(What you will do): The records should be repeated word for word, pictures excluded.

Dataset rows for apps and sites
· · · · · · ·

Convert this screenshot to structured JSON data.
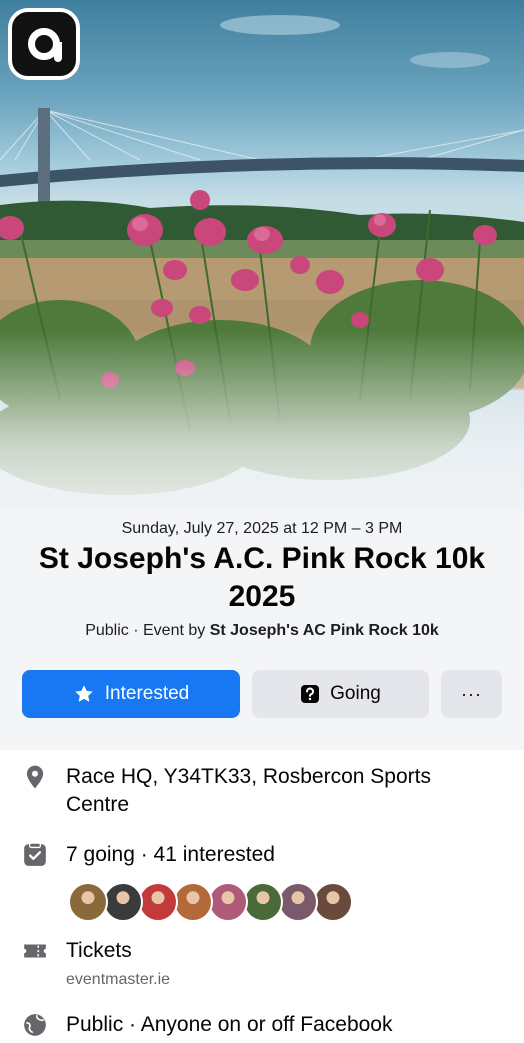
{
  "event": {
    "date_line": "Sunday, July 27, 2025 at 12 PM – 3 PM",
    "title": "St Joseph's A.C. Pink Rock 10k 2025",
    "byline_prefix": "Public · Event by ",
    "host": "St Joseph's  AC Pink Rock 10k"
  },
  "actions": {
    "interested_label": "Interested",
    "going_label": "Going",
    "more_label": "···"
  },
  "details": {
    "location": "Race HQ, Y34TK33, Rosbercon Sports Centre",
    "attendance": "7 going · 41 interested",
    "tickets_label": "Tickets",
    "tickets_link": "eventmaster.ie",
    "privacy": "Public · Anyone on or off Facebook"
  },
  "avatars": [
    {
      "name": "attendee-1",
      "color": "#8a6a3b"
    },
    {
      "name": "attendee-2",
      "color": "#3b3b3b"
    },
    {
      "name": "attendee-3",
      "color": "#c23a3a"
    },
    {
      "name": "attendee-4",
      "color": "#b5683a"
    },
    {
      "name": "attendee-5",
      "color": "#b05a7a"
    },
    {
      "name": "attendee-6",
      "color": "#4a6a3a"
    },
    {
      "name": "attendee-7",
      "color": "#7a5a6a"
    },
    {
      "name": "attendee-8",
      "color": "#6a4a3a"
    }
  ],
  "colors": {
    "primary": "#1877f2",
    "secondary_button": "#e4e6eb",
    "muted_text": "#65676b"
  },
  "icons": [
    "app-logo-icon",
    "star-icon",
    "going-icon",
    "location-pin-icon",
    "calendar-check-icon",
    "ticket-icon",
    "globe-icon"
  ]
}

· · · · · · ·

(Answer box):
Convert this screenshot to structured JSON data.
{
  "event": {
    "date_line": "Sunday, July 27, 2025 at 12 PM – 3 PM",
    "title": "St Joseph's A.C. Pink Rock 10k 2025",
    "byline_prefix": "Public · Event by ",
    "host": "St Joseph's  AC Pink Rock 10k"
  },
  "actions": {
    "interested_label": "Interested",
    "going_label": "Going",
    "more_label": "···"
  },
  "details": {
    "location": "Race HQ, Y34TK33, Rosbercon Sports Centre",
    "attendance": "7 going · 41 interested",
    "tickets_label": "Tickets",
    "tickets_link": "eventmaster.ie",
    "privacy": "Public · Anyone on or off Facebook"
  },
  "avatars": [
    {
      "name": "attendee-1",
      "color": "#8a6a3b"
    },
    {
      "name": "attendee-2",
      "color": "#3b3b3b"
    },
    {
      "name": "attendee-3",
      "color": "#c23a3a"
    },
    {
      "name": "attendee-4",
      "color": "#b5683a"
    },
    {
      "name": "attendee-5",
      "color": "#b05a7a"
    },
    {
      "name": "attendee-6",
      "color": "#4a6a3a"
    },
    {
      "name": "attendee-7",
      "color": "#7a5a6a"
    },
    {
      "name": "attendee-8",
      "color": "#6a4a3a"
    }
  ],
  "colors": {
    "primary": "#1877f2",
    "secondary_button": "#e4e6eb",
    "muted_text": "#65676b"
  },
  "icons": [
    "app-logo-icon",
    "star-icon",
    "going-icon",
    "location-pin-icon",
    "calendar-check-icon",
    "ticket-icon",
    "globe-icon"
  ]
}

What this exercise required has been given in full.